Christian Mason (*1984) An Ocean of Years
[orch] 2020-2022 Duration: 21'
2(2picc).2(cor ang).2(B-clar).2(dble bsn) – 184.108.40.206 – timp.perc(2) – hp – cel – str
World premiere: Berlin, Konzerthaus, October 14, 2022
Commissioned by the Konzerthaus Berlin
An Ocean of Years (2020 - 2022) is the third and final part of my orchestral cycle Time and Eternity, the first and second parts being Eternal Return (2018), and Eternity in an Hour (2019) respectively. The (extra-musical) theme shared by all these pieces can be considered through the following questions, though I do not expect absolute answers:
• (How) can listening to music transform our relationship to, and experience of, the passage of time?
• (How) can listening enable us to experience “non-time” states?
• (How) can “time” and “non-time” states coexist and connect within a single listener or piece?
It seems to me that, like rivers or oceans, pieces of music have currents of time which flow through them at different rates. But sometimes, ever-so rarely, we get an inner glimpse of something else beyond these ...
Thinking about eternity, one thing we can be certain of is that it is not a quantity of time — however long; nor is it a rate of time — however fast or slow. Is it, then, something “before” or “after” time? Or is it a completely different condition, a different layer of being, “behind” time?
A more mundane interest, common to these compositions, is the re-use of materials from other pieces of mine. A personal search, through my own brief span of time, for connections and affinities. In this respect, An Ocean of Years certainly has the widest and, the most interesting range of source materials. The recurrent eight-note “spectral fragment” which frames the first movement, for example, connects back to an old solo violin piece When Joy Became Mixed with Grief (2007), as well as more recently to Shadowy Fish (2020), where it appeared as a musical metaphor for flowing water, always repeating yet never the same river twice. In the second movement we find not just a fragment of material but an entire piece — Heaven’s Chimes are Slow (2011), a meditation on time through Christina Rossetti’s poem of the same name — rendered in new clothing. While the third movement begins with a resonant chord sequence from the final movement of my string quartet This present moment used to be the unimaginable future... (2019), this recycled chord sequence leads to a new and intricately decorated melody that gradually becomes engulfed in a final wave of orchestral colour.
The title here, as with the old violin piece, is taken from the final line of a Jainist account of declining beauty (India, 6th century BC), which I came across in The Clock of the Long Now. Though the language is mythical, the ideas are resonant with contemporary environmental and aesthetic concerns:

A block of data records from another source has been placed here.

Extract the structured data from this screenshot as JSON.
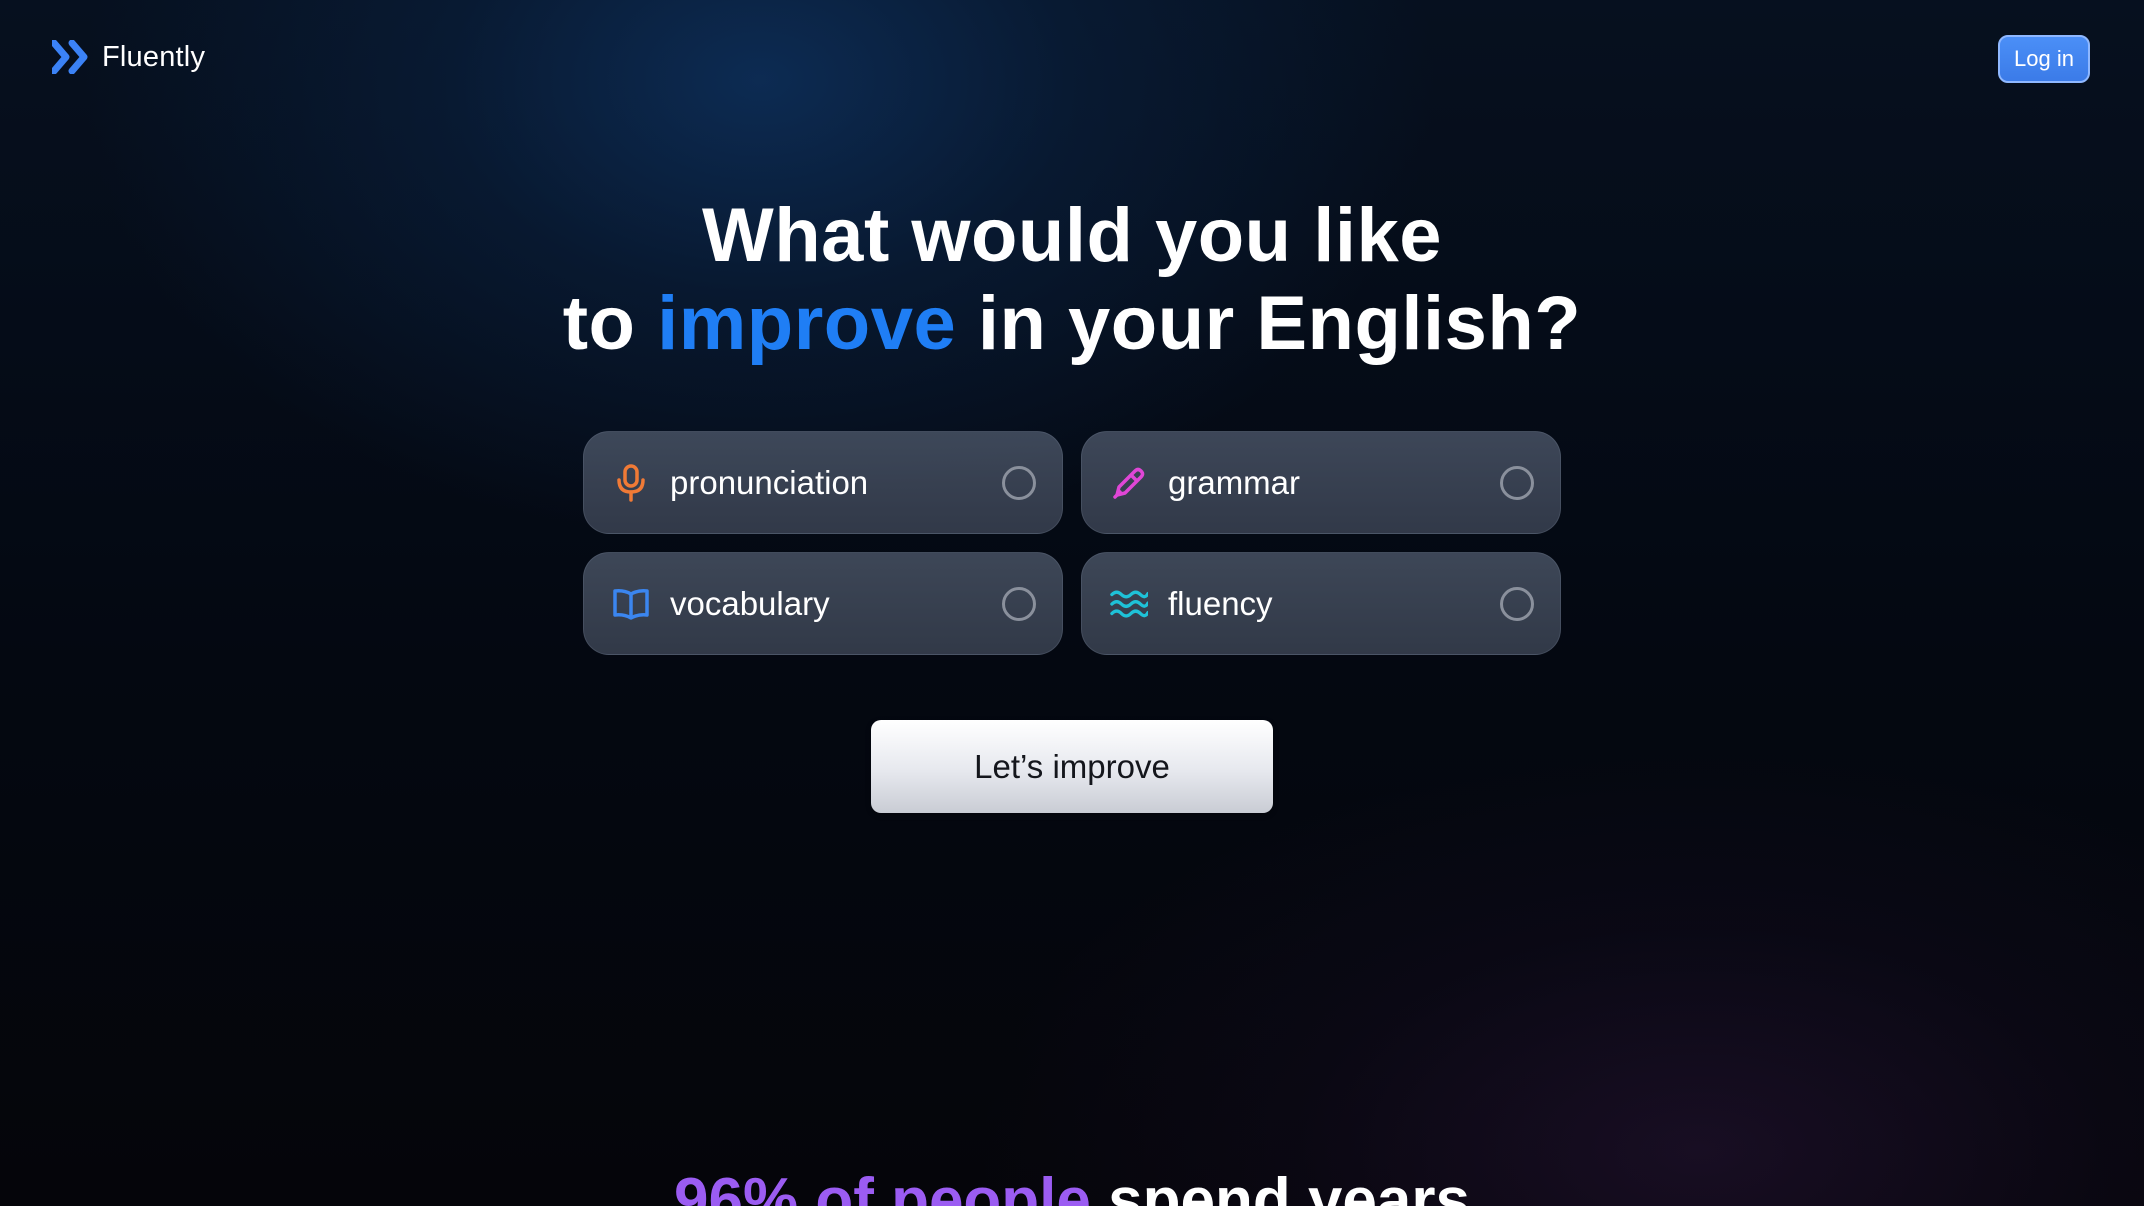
{
  "header": {
    "brand": "Fluently",
    "login_label": "Log in"
  },
  "hero": {
    "line1": "What would you like",
    "line2_pre": "to ",
    "line2_accent": "improve",
    "line2_post": " in your English?"
  },
  "options": [
    {
      "label": "pronunciation",
      "icon": "microphone-icon",
      "icon_color": "#f07a36"
    },
    {
      "label": "grammar",
      "icon": "pen-icon",
      "icon_color": "#e046d6"
    },
    {
      "label": "vocabulary",
      "icon": "open-book-icon",
      "icon_color": "#3b86f0"
    },
    {
      "label": "fluency",
      "icon": "waves-icon",
      "icon_color": "#1ec2d8"
    }
  ],
  "cta": {
    "label": "Let’s improve"
  },
  "teaser": {
    "accent": "96% of people",
    "rest": " spend years"
  },
  "colors": {
    "accent_blue": "#1f7ef5",
    "accent_purple": "#9b5cf2",
    "login_bg": "#3b7be8"
  }
}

“This age, known as Very Beautiful, Very Beautiful, lasted 400 trillion oceans of years*, and gave way to that known as Very Beautiful, which - as the name suggests - was exactly half as fortunate as the former. The wish-fulfilling trees, the earth and the waters were only half as bountiful as before. Men and women were only four miles tall, had only 128 ribs, lived for only two periods of countless years, and passed to the world of the gods when their twins were only 64 days old. This period lasted 300 trillion oceans of years, declining gradually but inevitably to the stage called Sorrowfully Very Beautiful, when joy became mixed with grief.”
Like so many projects, the completion and premiere of this piece, planned for June 2020, was delayed by the corona pandemic. Originally I had intended to offer the piece as an 80th birthday tribute to Christoph Eschenbach, a dedication which still stands two years on.
(Christian Mason, July 2022)
[*An “ocean of years” is one hundred million times one hundred million palyas. Each palya is a period of countless years.]